By the end of the sixth, Noland had 58 pitches — the fewest over six innings of a College World Series game in 23 years. The temperature was heading for 100 degrees on the sunny and sultry day, but Noland hardly had time to get winded. He wasn’t out there long enough to need sunscreen.
“He wants the ball. He’s not going to go out there to blow you away but he knows how to pitch,” Van Horn said. “We like it when teams are hitting it and we’re fielding it.”
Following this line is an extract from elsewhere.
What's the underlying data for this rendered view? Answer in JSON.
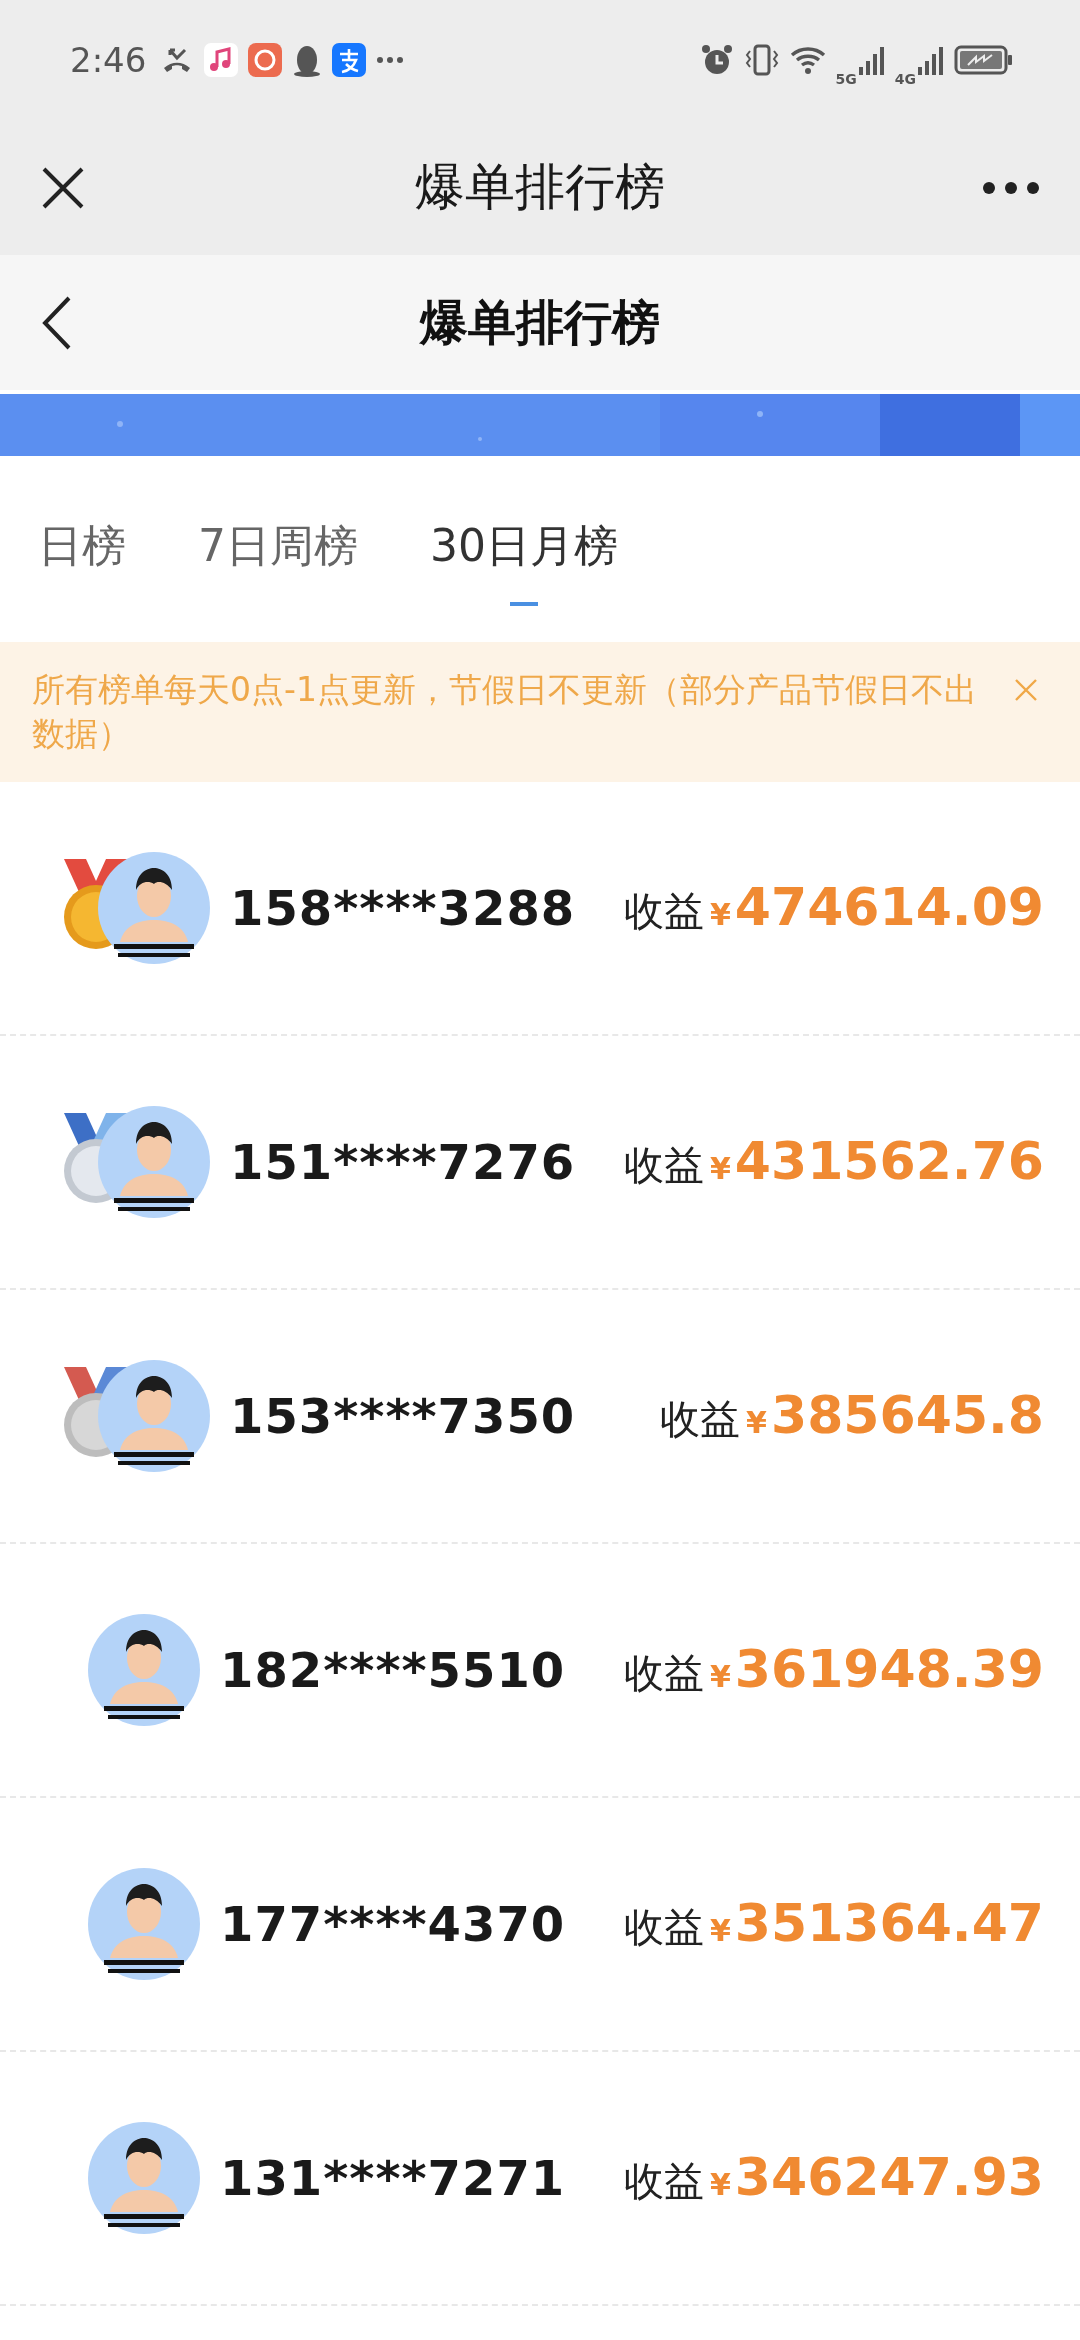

Noland has been around a few blocks with the Razorbacks. This is his fourth season. He spent last year coming out of the bullpen, but has been the stalwart starter most of this season. Van Horn said he has seen Noland with better stuff, “but as far as competing, the temperature, the stage we’re on, you add all that up, and probably nothing’s been better.”
The only question was if he would finish. Noland has never thrown a complete game at Arkansas. The Razorbacks haven’t seen one in five years. But it was a steamy day, and there are more tasks ahead, so Van Horn figured 79 pitches were enough.
Esquer had started using the back end of his bullpen before that, with the game long gone and the goal of preserving some of his arms. That was one reason the gap exploded. Arkansas’ scoring the last five innings sounded like a zip code — 5-0-3-2-6. To think, it was actually tied 1-1 in the fifth, something of a pitcher’s duel, until Chris Lanzilli hit a three-run homer on his 24th birthday. This might describe the long day it became for Stanford: Noland had his 79 pitches in nearly eight full innings. It took the Cardinal staff 212 pitches to get through nine.
“You’ve got to flush it right? It’s got to be quick,” Esquer said of the sour day. “It’s unfortunate. That’s not what you want the country to see. We haven’t been that team.”
No, this was unusual. Just like the Arkansas pitcher who was so quick on and off the mound, he could have been double parked.